- Buying your own groceries
- Having enough to pay your rent
- Buying school supplies for your child
- Not worrying about money every day
Did you know that single people who are unable to work receive a base social assistance amount of $833 a month? This amount does not even equal half of the poverty line, which is calculated by Statistics Canada to be just under $20,000 a year for a single person.
On top of this, social assistance levels are not indexed to inflation, which means as the cost of living goes up with each passing year, a person or a family living on social assistance can afford less and less. As an organization that works with low-income individuals, at the Women’s Centre we see fist-hand the many impacts low-social assistance levels have on women, families, and all Albertans. Women in our community struggle to buy food, pay rent, or afford items like a transit ticket, a winter jacket, or a single cup of coffee.
This is why the Women’s Centre, and many of our community partners are calling on Alberta’s Provincial Government to raise social assistance rates, and index them to inflation.
New programs and services have gone a long way to alleviate poverty for certain groups in Alberta, but there are still a critical number of people living far, far below the poverty line.
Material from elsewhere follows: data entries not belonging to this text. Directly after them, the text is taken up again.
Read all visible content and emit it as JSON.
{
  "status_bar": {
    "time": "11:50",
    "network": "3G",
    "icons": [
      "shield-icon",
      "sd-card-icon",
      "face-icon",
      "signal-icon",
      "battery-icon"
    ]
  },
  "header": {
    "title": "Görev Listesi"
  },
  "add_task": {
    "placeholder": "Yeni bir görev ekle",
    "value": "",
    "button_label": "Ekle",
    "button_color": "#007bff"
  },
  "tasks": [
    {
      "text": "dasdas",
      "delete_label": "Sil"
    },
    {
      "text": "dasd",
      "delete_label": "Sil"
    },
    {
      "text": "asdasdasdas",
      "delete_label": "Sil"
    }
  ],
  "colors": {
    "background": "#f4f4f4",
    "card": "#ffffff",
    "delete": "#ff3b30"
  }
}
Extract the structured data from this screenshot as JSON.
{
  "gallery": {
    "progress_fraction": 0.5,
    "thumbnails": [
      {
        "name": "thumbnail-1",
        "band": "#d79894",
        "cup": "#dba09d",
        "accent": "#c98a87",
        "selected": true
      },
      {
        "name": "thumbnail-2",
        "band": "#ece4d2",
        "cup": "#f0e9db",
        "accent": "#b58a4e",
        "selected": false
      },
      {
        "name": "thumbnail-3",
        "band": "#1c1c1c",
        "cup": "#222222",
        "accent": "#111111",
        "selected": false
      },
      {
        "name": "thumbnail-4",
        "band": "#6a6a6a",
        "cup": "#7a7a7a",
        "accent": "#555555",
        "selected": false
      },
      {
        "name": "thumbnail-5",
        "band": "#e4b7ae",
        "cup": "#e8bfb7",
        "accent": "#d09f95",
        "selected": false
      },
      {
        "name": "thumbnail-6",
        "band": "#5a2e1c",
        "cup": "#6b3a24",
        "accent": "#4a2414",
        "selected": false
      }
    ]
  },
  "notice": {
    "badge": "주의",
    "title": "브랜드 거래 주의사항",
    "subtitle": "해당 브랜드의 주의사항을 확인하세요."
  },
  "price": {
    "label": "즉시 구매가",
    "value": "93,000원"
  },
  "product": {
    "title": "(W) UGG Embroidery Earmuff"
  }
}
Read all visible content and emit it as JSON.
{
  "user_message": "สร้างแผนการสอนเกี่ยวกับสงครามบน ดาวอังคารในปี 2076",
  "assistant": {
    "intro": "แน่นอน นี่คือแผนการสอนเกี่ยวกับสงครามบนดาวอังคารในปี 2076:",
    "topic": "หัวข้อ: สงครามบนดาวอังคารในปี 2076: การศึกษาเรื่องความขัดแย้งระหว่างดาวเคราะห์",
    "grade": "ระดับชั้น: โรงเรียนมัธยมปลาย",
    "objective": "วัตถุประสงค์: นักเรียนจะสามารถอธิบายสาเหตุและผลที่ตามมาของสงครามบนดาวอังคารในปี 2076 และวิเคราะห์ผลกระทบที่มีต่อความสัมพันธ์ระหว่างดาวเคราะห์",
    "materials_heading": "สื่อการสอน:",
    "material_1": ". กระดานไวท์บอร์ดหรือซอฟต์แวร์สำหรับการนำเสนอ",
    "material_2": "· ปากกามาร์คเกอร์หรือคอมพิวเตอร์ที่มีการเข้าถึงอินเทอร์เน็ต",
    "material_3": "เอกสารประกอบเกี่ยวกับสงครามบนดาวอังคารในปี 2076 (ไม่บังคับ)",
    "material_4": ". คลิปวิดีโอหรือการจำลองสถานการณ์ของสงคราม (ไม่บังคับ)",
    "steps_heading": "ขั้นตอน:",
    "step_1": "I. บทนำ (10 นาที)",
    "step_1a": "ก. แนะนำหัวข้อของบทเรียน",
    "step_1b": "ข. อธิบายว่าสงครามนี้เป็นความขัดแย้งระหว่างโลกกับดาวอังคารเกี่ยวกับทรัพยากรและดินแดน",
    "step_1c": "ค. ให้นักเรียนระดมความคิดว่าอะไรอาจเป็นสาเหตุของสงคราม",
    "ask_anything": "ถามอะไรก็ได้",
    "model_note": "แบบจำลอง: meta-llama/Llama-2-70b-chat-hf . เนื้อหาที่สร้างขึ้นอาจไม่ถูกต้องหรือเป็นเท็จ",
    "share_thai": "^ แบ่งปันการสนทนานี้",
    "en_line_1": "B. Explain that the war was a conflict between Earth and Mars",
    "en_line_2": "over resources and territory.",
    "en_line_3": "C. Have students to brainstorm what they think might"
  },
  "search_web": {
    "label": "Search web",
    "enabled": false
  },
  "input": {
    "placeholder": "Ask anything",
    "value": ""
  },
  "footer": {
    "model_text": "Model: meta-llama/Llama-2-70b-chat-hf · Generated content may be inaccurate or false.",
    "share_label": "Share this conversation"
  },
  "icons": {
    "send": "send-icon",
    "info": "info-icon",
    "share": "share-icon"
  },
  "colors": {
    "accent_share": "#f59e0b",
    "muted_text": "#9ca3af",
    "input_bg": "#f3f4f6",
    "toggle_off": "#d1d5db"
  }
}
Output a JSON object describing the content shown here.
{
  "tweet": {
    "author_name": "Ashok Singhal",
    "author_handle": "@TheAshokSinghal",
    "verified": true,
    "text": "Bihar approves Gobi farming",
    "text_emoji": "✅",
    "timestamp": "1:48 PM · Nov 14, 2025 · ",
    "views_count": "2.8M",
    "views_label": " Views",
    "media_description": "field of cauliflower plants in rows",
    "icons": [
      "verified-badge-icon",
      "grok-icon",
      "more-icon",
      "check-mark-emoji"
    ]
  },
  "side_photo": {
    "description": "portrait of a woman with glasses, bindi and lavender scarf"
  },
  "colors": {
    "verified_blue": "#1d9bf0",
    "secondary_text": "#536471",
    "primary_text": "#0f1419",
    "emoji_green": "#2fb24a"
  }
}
While provincial and federal child tax benefit programs have helped families in Alberta afford to meet more of their basic needs, Albertans who have no dependents and are too young to be eligible for old age security are struggling.
For those deemed “employable,” the base benefit is even lower. In 2016, some Albertans were eligible for less than $650 a month, or 38% of the poverty line. For context, the average price of rent for a basic one-bedroom apartment in Calgary is $850 a month, or $10,000 annually. Forget adding food, clothing or transportation into this equation, social assistance alone is not even enough to cover a basic rental at a market price.
Raising social assistance rates would mean better health outcomes, less need for emergency services, more food sovereignty, less homelessness and most importantly, more dignity for Albertans living in poverty. As the Alberta economy begins to recover, the time is right to address the inadequate income assistance benefits received by low-income Albertans who are struggling to make ends meet.
In October of 2018, the Women’s Centre and 16 partner agencies sent a letter to Irfan Sabir, Minister of Community and Social Services in Alberta, calling on the Government of Alberta to raise income support benefits and index them to inflation.
At the Women’s Centre we believe all Albertans, no matter their situation, ability, age, or background, deserve to live in dignity. We envision a province where everyone is able to meet their basic needs, and connect with their community, and raising social assistance rates in a meaningful way would do much toward achieving these outcomes.
Click here to view fast facts about social assistance in Alberta.
Click here to read our letter to Minister of Social Services Irfan Sabir, calling on the Government of Alberta to raise social assistance levels in Alberta.
To join the conversation, share your thoughts and learn what others are saying about this issue using the #RaisetheRates hashtag.